The project provides technical guidance to participating palm oil companies in Colombia and Ecuador to assist them in developing robust social compliance systems. Under this approach, tools for organizational systems management are incorporated into the eight components of a social compliance system laid out in ComplyChain, USDOL’s app to support the efforts of companies that seek to address child labor and forced labor within their own supply chains. The project works to help the companies assess the risks of child labor, forced labor, and unacceptable conditions of work in their business and production processes in order to develop robust standards and a system for monitoring compliance, as well as ensuring enforcement when violations occur. The project collaborates with and builds the capacity of many different stakeholders to support social compliance, such as national palm oil business associations in Colombia and Ecuador, researchers, worker organizations, and civil society organizations.

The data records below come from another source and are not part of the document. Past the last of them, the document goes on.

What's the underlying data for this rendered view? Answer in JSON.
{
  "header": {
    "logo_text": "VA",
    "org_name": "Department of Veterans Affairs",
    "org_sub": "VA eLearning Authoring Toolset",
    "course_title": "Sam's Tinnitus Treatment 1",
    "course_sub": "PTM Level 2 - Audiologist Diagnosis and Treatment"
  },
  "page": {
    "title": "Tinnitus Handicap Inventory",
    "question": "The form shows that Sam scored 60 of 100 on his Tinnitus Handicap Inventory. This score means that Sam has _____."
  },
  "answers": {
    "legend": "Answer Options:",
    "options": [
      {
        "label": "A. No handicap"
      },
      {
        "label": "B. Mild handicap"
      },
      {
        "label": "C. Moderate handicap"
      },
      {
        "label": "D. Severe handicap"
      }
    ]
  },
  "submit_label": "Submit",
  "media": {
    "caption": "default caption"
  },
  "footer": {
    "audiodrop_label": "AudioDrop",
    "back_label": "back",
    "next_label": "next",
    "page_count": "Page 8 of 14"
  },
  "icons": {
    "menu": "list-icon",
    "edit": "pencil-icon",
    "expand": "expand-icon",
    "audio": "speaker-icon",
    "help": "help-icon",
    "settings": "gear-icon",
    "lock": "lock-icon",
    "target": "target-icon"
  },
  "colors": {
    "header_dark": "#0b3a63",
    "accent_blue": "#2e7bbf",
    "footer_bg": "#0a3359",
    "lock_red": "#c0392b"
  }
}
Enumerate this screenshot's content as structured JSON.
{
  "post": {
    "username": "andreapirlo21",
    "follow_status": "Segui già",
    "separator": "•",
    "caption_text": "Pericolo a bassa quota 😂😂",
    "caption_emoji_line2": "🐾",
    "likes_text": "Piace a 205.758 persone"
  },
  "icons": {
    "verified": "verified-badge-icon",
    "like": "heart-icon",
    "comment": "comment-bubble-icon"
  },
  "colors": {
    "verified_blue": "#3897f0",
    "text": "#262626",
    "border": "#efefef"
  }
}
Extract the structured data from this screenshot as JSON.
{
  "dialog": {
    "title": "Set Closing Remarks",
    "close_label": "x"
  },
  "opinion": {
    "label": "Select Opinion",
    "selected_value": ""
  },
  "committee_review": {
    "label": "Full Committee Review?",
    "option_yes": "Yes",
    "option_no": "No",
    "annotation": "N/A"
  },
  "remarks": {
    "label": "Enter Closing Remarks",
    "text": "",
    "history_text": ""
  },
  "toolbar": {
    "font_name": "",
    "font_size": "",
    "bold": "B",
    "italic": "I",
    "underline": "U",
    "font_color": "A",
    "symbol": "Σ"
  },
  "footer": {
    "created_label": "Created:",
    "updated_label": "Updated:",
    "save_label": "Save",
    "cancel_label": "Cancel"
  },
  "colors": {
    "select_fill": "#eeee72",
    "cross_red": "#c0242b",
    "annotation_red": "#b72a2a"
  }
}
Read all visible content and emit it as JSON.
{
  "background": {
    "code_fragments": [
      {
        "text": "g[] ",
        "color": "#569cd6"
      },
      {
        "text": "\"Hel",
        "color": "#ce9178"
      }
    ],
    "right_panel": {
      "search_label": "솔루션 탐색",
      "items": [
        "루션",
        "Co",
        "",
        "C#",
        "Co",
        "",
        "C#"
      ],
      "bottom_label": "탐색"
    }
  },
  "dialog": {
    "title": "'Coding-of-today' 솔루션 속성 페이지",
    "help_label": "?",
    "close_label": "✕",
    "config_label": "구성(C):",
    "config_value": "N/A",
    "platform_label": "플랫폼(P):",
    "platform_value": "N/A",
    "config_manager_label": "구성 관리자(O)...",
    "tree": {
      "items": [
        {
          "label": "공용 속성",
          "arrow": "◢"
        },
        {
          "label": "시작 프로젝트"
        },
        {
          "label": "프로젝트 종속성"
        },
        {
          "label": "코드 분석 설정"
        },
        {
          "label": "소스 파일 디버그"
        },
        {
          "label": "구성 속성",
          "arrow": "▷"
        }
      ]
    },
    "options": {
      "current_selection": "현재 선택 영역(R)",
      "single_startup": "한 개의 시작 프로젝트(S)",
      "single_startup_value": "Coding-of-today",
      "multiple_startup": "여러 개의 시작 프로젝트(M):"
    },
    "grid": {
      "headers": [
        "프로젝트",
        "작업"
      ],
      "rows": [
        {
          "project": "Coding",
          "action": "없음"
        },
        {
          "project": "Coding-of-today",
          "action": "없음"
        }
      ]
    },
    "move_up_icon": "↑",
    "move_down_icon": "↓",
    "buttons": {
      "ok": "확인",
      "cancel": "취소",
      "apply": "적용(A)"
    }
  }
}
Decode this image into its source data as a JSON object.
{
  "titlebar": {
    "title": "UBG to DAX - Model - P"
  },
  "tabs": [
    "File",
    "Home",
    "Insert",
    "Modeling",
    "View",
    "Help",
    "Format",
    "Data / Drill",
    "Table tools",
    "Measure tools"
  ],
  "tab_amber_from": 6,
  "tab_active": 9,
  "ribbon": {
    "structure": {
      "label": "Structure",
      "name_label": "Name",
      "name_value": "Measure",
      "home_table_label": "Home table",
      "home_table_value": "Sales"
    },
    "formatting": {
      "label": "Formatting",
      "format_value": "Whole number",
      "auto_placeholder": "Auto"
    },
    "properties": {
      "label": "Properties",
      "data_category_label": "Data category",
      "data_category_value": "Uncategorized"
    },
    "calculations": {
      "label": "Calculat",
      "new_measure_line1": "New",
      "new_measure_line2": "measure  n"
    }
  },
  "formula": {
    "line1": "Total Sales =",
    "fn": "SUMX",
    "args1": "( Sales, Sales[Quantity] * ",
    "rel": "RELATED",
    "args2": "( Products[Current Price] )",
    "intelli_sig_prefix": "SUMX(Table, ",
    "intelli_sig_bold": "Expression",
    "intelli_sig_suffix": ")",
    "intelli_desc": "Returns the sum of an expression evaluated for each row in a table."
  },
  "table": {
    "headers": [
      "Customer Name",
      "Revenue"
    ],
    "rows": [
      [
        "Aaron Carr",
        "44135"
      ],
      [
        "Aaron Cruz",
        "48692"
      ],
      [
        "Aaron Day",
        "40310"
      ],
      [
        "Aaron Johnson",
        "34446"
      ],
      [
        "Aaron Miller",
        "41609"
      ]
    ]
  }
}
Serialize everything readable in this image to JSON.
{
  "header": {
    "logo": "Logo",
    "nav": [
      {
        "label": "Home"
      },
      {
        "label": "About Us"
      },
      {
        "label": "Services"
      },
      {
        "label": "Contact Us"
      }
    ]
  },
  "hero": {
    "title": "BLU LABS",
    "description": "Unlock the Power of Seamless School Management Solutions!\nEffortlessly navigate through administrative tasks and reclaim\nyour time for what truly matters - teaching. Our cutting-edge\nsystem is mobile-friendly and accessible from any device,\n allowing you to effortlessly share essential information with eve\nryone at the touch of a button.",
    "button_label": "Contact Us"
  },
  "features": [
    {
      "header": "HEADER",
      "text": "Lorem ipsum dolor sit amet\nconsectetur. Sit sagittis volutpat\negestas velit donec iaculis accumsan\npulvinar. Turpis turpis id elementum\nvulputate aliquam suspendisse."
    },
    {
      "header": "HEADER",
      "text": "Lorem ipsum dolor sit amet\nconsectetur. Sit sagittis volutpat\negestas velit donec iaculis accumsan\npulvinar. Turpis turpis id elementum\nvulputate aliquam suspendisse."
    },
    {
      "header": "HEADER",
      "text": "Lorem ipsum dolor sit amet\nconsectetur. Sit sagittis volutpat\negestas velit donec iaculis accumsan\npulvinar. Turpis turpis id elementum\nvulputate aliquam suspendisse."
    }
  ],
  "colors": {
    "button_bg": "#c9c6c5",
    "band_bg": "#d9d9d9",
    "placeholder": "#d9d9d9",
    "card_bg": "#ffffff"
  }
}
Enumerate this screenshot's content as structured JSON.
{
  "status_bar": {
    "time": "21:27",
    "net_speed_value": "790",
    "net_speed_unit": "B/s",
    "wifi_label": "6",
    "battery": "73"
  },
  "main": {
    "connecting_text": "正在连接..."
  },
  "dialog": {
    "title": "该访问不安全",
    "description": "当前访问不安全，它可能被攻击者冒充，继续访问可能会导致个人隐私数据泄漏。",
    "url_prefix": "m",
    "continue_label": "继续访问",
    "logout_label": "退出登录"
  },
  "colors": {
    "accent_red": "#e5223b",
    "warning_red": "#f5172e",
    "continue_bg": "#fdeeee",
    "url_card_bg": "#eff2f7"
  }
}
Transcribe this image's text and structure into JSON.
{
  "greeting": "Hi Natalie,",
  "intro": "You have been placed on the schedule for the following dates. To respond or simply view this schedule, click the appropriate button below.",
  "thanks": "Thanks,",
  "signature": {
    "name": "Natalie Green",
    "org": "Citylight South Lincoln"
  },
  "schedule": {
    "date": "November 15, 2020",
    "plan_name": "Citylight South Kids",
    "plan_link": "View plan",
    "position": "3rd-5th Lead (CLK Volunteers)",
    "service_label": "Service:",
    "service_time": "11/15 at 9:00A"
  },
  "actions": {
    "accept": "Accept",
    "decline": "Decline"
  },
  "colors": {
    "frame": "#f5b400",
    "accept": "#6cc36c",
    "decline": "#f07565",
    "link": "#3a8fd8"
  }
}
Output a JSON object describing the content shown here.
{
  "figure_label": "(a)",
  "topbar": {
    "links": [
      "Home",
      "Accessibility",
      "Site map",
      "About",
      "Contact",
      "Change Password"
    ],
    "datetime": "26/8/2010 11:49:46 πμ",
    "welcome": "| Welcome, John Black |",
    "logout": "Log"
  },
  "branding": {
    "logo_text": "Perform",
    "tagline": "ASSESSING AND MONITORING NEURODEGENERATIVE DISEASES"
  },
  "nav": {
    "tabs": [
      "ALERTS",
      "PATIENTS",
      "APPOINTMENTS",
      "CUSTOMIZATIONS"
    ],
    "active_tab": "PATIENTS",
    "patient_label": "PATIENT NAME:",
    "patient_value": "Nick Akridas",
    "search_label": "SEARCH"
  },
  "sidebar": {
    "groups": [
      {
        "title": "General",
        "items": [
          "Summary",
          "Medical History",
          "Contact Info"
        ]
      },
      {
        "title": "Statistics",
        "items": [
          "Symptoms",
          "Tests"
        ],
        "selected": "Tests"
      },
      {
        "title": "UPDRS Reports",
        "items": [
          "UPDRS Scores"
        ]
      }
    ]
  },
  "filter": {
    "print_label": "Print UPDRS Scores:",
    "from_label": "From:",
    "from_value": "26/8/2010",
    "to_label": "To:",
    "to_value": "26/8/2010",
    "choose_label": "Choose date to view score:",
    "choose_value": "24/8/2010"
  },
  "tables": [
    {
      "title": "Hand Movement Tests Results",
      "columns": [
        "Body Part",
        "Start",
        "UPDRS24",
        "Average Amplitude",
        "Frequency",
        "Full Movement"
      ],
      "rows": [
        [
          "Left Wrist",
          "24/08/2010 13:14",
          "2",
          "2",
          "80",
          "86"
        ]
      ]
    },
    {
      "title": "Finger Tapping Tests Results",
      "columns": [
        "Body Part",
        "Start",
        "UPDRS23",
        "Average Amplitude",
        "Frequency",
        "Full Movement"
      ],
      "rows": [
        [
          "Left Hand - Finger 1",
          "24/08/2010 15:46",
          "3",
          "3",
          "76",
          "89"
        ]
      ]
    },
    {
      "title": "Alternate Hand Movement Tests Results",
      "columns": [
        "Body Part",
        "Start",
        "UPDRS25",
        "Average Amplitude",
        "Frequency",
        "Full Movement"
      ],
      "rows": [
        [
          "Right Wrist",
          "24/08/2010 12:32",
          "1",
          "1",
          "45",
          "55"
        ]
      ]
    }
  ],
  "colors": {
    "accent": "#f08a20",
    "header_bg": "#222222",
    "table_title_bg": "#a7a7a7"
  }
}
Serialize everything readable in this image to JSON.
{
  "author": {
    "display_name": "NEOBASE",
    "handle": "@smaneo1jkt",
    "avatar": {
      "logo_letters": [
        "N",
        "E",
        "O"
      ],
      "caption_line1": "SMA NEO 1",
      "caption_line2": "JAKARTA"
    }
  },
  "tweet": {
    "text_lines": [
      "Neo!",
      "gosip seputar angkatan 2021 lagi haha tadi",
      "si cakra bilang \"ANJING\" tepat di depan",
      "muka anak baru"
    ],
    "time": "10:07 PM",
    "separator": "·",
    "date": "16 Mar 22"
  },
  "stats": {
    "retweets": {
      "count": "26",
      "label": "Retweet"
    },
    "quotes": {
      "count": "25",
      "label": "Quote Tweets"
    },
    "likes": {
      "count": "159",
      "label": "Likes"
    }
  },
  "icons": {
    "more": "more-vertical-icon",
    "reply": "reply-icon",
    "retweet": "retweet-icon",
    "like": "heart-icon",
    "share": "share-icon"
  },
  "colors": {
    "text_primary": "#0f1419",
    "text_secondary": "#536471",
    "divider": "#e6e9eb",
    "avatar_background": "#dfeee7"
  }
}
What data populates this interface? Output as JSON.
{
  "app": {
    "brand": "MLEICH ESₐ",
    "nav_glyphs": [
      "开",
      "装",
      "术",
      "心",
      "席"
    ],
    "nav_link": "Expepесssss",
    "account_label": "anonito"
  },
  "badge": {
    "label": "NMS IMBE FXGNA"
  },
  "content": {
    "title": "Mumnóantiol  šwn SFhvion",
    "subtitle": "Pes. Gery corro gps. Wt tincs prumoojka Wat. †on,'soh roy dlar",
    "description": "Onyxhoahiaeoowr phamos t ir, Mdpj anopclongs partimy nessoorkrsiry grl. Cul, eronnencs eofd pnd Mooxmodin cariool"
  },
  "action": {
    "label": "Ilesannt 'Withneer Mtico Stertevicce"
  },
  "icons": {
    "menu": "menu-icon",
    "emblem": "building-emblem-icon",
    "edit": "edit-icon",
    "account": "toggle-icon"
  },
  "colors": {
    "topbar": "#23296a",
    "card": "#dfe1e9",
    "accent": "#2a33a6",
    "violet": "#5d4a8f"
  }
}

The project also promotes “South-South” cooperation through the sharing of good practices among its participant companies in Colombia and Ecuador, as well as palm oil producers in Brazil and Peru, facilitating study tours and informational exchanges. The project also works toward engaging the global palm oil industry as a whole, for example, by participating in industry forums and publishing guidance for producers and auditors.

Grantee: Partners of the Americas
Implementing Partners: JE Austin Associates, Social Accountability International
Contact Information:
(202) 693-4843
Office of Child Labor, Forced Labor, and Human Trafficking (OCFT)